John Reese is founder and CEO of Validea.com and Validea Capital Management, and portfolio manager for the Omega American & International Consensus funds.
As the dust begins to settle after the U.S. adopted its landmark health-care legislation, investors are scrambling to determine which areas of the sector stand to benefit, and which could be harmed.
Such sweeping new health-care laws can spur nice gains or substantial losses for certain areas of the market in the short term.
Just look at the performance turned in last Monday in the U.S. markets, which saw hospitals - a perceived "winner" in the legislation - among the early leaders, and health-plan firms - considered a "loser" - among the worst performers.
While the new laws help some types of firms and hurt others, blindly rushing in or out of those areas of the market isn't wise.
Over the longer term, some companies will take advantage of the opportunities the new health-care regime offers them, while others (even companies within the same industries) will not.

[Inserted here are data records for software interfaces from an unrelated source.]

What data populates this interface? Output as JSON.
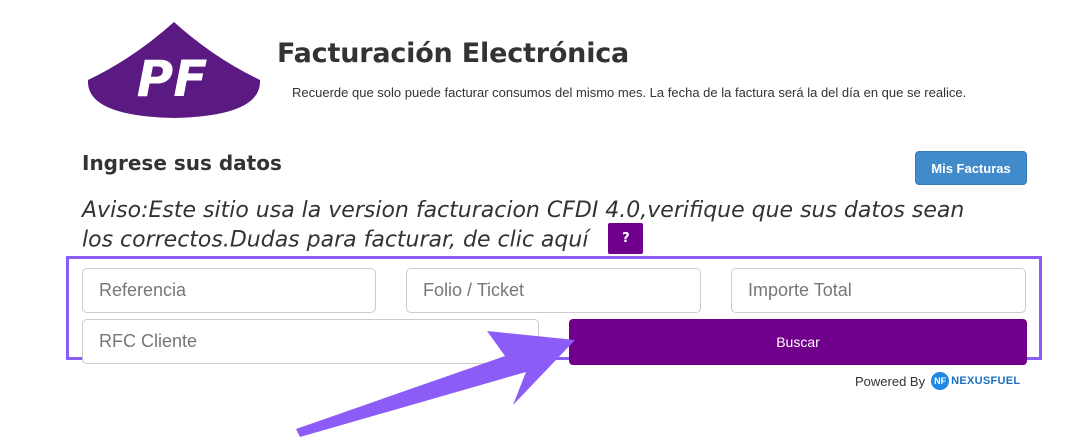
{
  "header": {
    "logo_icon": "pf-logo-icon",
    "title": "Facturación Electrónica",
    "notice": "Recuerde que solo puede facturar consumos del mismo mes. La fecha de la factura será la del día en que se realice."
  },
  "section": {
    "heading": "Ingrese sus datos",
    "mis_facturas_label": "Mis Facturas",
    "aviso": "Aviso:Este sitio usa la version facturacion CFDI 4.0,verifique que sus datos sean los correctos.Dudas para facturar, de clic aquí",
    "help_label": "?"
  },
  "form": {
    "referencia_placeholder": "Referencia",
    "folio_placeholder": "Folio / Ticket",
    "importe_placeholder": "Importe Total",
    "rfc_placeholder": "RFC Cliente",
    "buscar_label": "Buscar"
  },
  "footer": {
    "powered_by": "Powered By",
    "brand_mark": "NF",
    "brand_name": "NEXUSFUEL"
  },
  "colors": {
    "brand_purple": "#70008b",
    "primary_blue": "#428bca",
    "highlight": "#8b5cf6"
  }
}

A rising tide for a particular industry can only lift an individual boat so far; in the end, the company likely needs a strong business and good leadership to continue to succeed, and its shares likely must be selling at reasonable starting values for investors to benefit.
It's also important to keep in mind that many of the new provisions won't kick in for several years. And it goes without saying that reforms as extensive as these could have all sorts of unintended consequences.
With all of that in mind, I used my Guru Strategy computer models (each of which is based on the approach of a different investing great) to find companies that are in industries that stand to get a boost from the reforms, but which, more importantly, have proven that they can build their businesses over the long haul - and which have reasonably priced shares.
Here are a few stocks that fit the bill. Their fundamentals indicate that they'd be good plays, health-care bill or no health-care bill, though the legislation's passage could give them a nice added boost.
Headquartered in Paris, Sanofi makes an array of medications that are popular in the U.S., including Allegra (allergies), Ambien CR (a prescription sleeping aid), and Plavix (used to prevent blood clots) - and those drugs will be options for more than 30 million previously uninsured Americans who will now get coverage.
Sanofi, with a market capitalization of $98-billion (U.S.), passes three of my guru-based models, including the one I base on the writings of the late, great Benjamin Graham. This conservative approach likes Sanofi's strong balance sheet - its current earnings-per-share ratio is 2.18, and its $8-billion in long-term debt is less than half its $17.2-billion in net current assets.
It also likes the price - Sanofi's price-to-earnings ratio is 13.85, and its price-to-book ratio is 1.53, both of which are low enough to pass this model.
Sanofi also gets approval from my Peter Lynch- and James O'Shaughnessy-based models. The Lynch approach likes that the firm's yield-adjusted PEG ratio (which divides a stock's P/E ratio by the sum of its long-term growth rate and dividend yield) of 0.63. That's well below the model's 1.0 upper limit and indicates Sanofi is a bargain at its current price.
The model also likes Sanofi's very manageable 18.3 per cent debt-to-equity ratio. My O'Shaughnessy value model, meanwhile, likes the company's size, cash flow ($4.17 per share v. the market mean of $81 cents), and strong 4.4-per-cent dividend yield.
Medco Health Solutions (MHS-N)
Pharmacy benefits managers also stand to benefit from 30 million more insured Americans, many of whom previously couldn't afford medications. Medco has the U.S.'s largest mail-order pharmacy operations and, more importantly, the $30-billion market cap firm is a favourite of my Lynch- and O'Shaughnessy-based models. The Lynch approach likes its strong 28.8-per-cent long-term EPS growth rate, and its solid PEG of 0.87.
The O'Shaughnessy approach, meanwhile, sees Medco as a growth play, and as such likes that the firm has upped its earnings per share in each year of the past half-decade. It also likes the stock's 0.51 price-to-sales ratio and relative strength of 60, which indicate that the stock has some momentum but is still selling on the cheap.
Universal Health Services (UHS-N)
More insured Americans should also mean fewer unpaid bills and charity-type cases - and thus more revenue - for hospitals. UHS owns and operates 25 acute-care hospitals and 102 behavioural health centres in the United States, and it gets high marks from my Lynch- and O'Shaughnessy-based models.
The Lynch approach likes the $3.4-billion market cap firm's 22.4-per-cent EPS growth rate, 0.60 PEG, and reasonable 55-per-cent debt-to-equity ratio; the O'Shaughnessy growth model likes its rising EPS (up each year of the past half-decade), low price-to-sales ratio (0.66), and solid relative strength (70).
Disclosure: I'm long Sanofi, Medco, and Universal Health.